This week, The PediaBlog has focused on easing anxieties grade school and middle school students might be feeling as the new school year approaches. For the 20% of American children with ADHD, learning disabilities, or other issues that pose obstacles to learning efficiently, first-day jitters can be especially acute. The same is often true for parents of children in need of learning support. Amanda Morin’s son is smart and sweet, but he is not like most of the other kids he goes to school with. She knows the other kids — and their mothers — are talking about him and are worried he may be in their class:

I have no doubt, however, that you’ve heard about the supports and services and extra help my son receives. I’m pretty sure you know that he sometimes gets loud and has to leave class when he’s overexcited. I’m sure other kids have told their parents about his behavior plan and that information has made the rounds, too.

So maybe you’re asking about his teacher because you’re actually afraid they will be in the same class. I know some parents are concerned about the impact of inclusive classrooms. They worry that their child will lose out because the teacher is spending too much time with kids like mine. They also worry that classroom expectations will be lowered or that their child will pick up “behaviors.”

I understand why people have those worries. We’re scared of what we don’t know or understand. But you’re not going to understand it if you don’t ask the right person. And that person is me.


Unless you have a child who learns differently, can’t sit still, acts out, or who has other educational, social, or behavioral needs that single them out, it’s really hard to understand how isolated and lonely kids can feel. It’s just as bad for their parents, who may feel their child has no other advocate:

If you want to know if my son is in the same class as yours because you don’t want him there, well, I’m not going to lie—that hurts. It hurts because he’s a little boy and he’s doing the best he can. It hurts because he has so much to offer the world and so much friendship he’s eager to share with your child.
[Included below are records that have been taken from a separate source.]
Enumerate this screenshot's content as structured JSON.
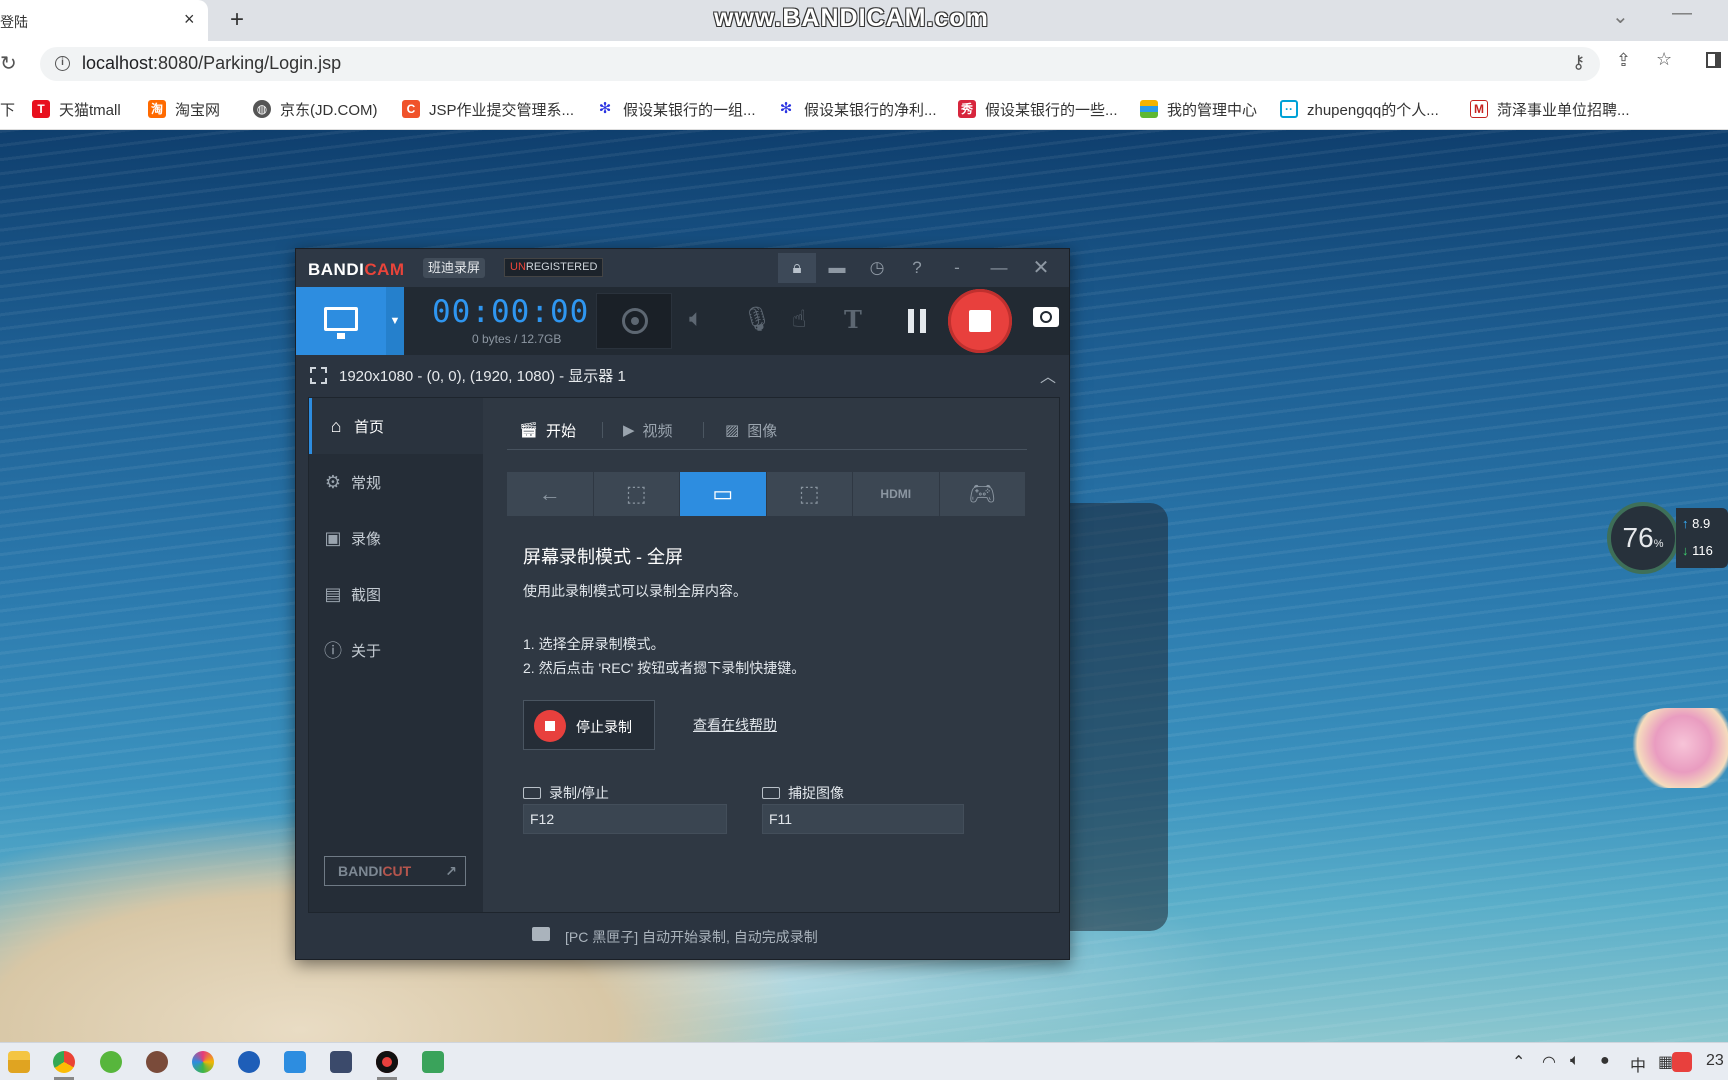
{
  "browser": {
    "tab_title": "登陆",
    "tab_close": "×",
    "new_tab": "+",
    "watermark": "www.BANDICAM.com",
    "minimize": "—",
    "url_host": "localhost",
    "url_path": ":8080/Parking/Login.jsp",
    "bookmarks": [
      {
        "label": "天猫tmall",
        "icon": "tmall-icon",
        "color": "#e8101e"
      },
      {
        "label": "淘宝网",
        "icon": "taobao-icon",
        "color": "#ff6a00"
      },
      {
        "label": "京东(JD.COM)",
        "icon": "globe-icon",
        "color": "#555555"
      },
      {
        "label": "JSP作业提交管理系...",
        "icon": "c-icon",
        "color": "#f0532b"
      },
      {
        "label": "假设某银行的一组...",
        "icon": "baidu-paw-icon",
        "color": "#2932e1"
      },
      {
        "label": "假设某银行的净利...",
        "icon": "baidu-paw-icon",
        "color": "#2932e1"
      },
      {
        "label": "假设某银行的一些...",
        "icon": "xiu-icon",
        "color": "#d7263d"
      },
      {
        "label": "我的管理中心",
        "icon": "stack-icon",
        "color": "#f6b400"
      },
      {
        "label": "zhupengqq的个人...",
        "icon": "bilibili-tv-icon",
        "color": "#00a1d6"
      },
      {
        "label": "菏泽事业单位招聘...",
        "icon": "gmail-icon",
        "color": "#c5221f"
      }
    ]
  },
  "bandicam": {
    "logo_a": "BANDI",
    "logo_b": "CAM",
    "cn_name": "班迪录屏",
    "unreg_a": "UN",
    "unreg_b": "REGISTERED",
    "timer": "00:00:00",
    "bytes": "0 bytes / 12.7GB",
    "area_text": "1920x1080 - (0, 0), (1920, 1080) - 显示器 1",
    "sidebar": [
      {
        "label": "首页",
        "icon": "home-icon",
        "active": true
      },
      {
        "label": "常规",
        "icon": "gear-icon",
        "active": false
      },
      {
        "label": "录像",
        "icon": "video-settings-icon",
        "active": false
      },
      {
        "label": "截图",
        "icon": "image-settings-icon",
        "active": false
      },
      {
        "label": "关于",
        "icon": "info-icon",
        "active": false
      }
    ],
    "bandicut_a": "BANDI",
    "bandicut_b": "CUT",
    "tabs": [
      {
        "label": "开始",
        "icon": "clapper-icon",
        "active": true
      },
      {
        "label": "视频",
        "icon": "video-folder-icon",
        "active": false
      },
      {
        "label": "图像",
        "icon": "picture-icon",
        "active": false
      }
    ],
    "modes": [
      "back-arrow-icon",
      "cursor-area-icon",
      "fullscreen-monitor-icon",
      "select-region-icon",
      "hdmi-device-icon",
      "gamepad-icon"
    ],
    "heading": "屏幕录制模式 - 全屏",
    "desc": "使用此录制模式可以录制全屏内容。",
    "step1": "1. 选择全屏录制模式。",
    "step2": "2. 然后点击 'REC' 按钮或者摁下录制快捷键。",
    "stop_label": "停止录制",
    "help_link": "查看在线帮助",
    "hotkey_rec_label": "录制/停止",
    "hotkey_rec_value": "F12",
    "hotkey_cap_label": "捕捉图像",
    "hotkey_cap_value": "F11",
    "status": "[PC 黑匣子] 自动开始录制, 自动完成录制"
  },
  "widget": {
    "percent": "76",
    "percent_unit": "%",
    "upload": "8.9",
    "download": "116"
  },
  "taskbar": {
    "ime": "中",
    "clock": "23"
  },
  "colors": {
    "accent": "#2d8de0",
    "record": "#e8403d",
    "window_bg": "#2b3440"
  }
}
But it also upsets me because I worry about whether your child hears you asking about my son. Believe me, I’m not perfect, and I’ve said my share of things in front of my kids that I shouldn’t have. That’s why I worry. I know how hard it is to walk it back once you’ve said something you wish you hadn’t.


Amanda is advocating for herself, too:

What if our kids have the same interests and are destined to be best friends? What if you and I have loads in common and could be close friends? What if your child is struggling, too, and I know how to help you get him the help he needs?…

I hope we get to talk for real soon because I’d love to tell you more about my son. I hope our kids are in the same class because then your child can see what a great kid my child is. And I’d like to get to know you better, too.


Read the rest of Amanda Morin’s “An Open Letter to the Parents Worried My Son Is in Their Child’s Class” here.


(Google Images)